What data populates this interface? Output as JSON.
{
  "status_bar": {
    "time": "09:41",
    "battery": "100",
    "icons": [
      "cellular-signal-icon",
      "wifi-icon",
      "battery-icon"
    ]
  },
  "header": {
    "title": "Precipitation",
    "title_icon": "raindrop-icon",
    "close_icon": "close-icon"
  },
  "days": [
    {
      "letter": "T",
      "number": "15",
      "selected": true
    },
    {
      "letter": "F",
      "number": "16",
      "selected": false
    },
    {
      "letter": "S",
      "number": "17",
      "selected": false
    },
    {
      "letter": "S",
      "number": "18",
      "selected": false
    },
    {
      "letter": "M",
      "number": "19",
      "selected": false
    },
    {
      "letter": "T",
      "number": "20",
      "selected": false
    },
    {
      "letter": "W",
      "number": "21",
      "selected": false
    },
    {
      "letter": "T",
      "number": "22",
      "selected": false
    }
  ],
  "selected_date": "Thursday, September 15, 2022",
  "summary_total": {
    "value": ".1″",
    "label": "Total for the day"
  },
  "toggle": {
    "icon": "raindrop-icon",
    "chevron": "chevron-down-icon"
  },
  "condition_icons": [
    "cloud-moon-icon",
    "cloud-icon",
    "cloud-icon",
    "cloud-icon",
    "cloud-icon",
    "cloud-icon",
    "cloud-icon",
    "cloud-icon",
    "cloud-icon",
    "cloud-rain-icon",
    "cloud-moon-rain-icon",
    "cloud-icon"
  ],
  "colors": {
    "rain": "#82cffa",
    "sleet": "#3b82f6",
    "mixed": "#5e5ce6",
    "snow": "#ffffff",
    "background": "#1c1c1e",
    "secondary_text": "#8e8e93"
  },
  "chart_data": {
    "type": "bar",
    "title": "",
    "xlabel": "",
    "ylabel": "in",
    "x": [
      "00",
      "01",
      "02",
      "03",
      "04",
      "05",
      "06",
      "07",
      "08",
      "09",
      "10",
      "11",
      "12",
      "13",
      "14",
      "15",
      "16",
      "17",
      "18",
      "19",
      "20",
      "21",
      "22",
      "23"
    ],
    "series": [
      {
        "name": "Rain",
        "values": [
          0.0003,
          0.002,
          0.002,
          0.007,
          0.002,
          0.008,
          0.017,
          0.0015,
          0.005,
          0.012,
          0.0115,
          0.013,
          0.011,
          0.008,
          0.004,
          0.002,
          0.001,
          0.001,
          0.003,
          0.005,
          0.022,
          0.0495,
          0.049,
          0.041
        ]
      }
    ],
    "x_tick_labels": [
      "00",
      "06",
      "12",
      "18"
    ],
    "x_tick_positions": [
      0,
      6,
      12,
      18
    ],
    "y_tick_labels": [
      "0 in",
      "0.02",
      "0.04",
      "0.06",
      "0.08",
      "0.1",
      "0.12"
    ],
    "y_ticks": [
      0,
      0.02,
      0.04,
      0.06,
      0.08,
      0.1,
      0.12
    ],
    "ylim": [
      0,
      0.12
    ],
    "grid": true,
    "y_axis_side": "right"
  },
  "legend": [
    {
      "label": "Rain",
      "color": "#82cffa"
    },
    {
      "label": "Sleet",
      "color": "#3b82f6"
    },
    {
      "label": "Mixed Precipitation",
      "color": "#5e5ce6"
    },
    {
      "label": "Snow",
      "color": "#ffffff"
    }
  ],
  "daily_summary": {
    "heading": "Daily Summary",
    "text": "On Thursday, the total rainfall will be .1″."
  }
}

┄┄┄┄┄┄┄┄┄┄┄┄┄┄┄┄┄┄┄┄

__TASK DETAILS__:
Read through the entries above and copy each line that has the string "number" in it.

__EXERCISE ANSWER__:
      "number": "15",
      "number": "16",
      "number": "17",
      "number": "18",
      "number": "19",
      "number": "20",
      "number": "21",
      "number": "22",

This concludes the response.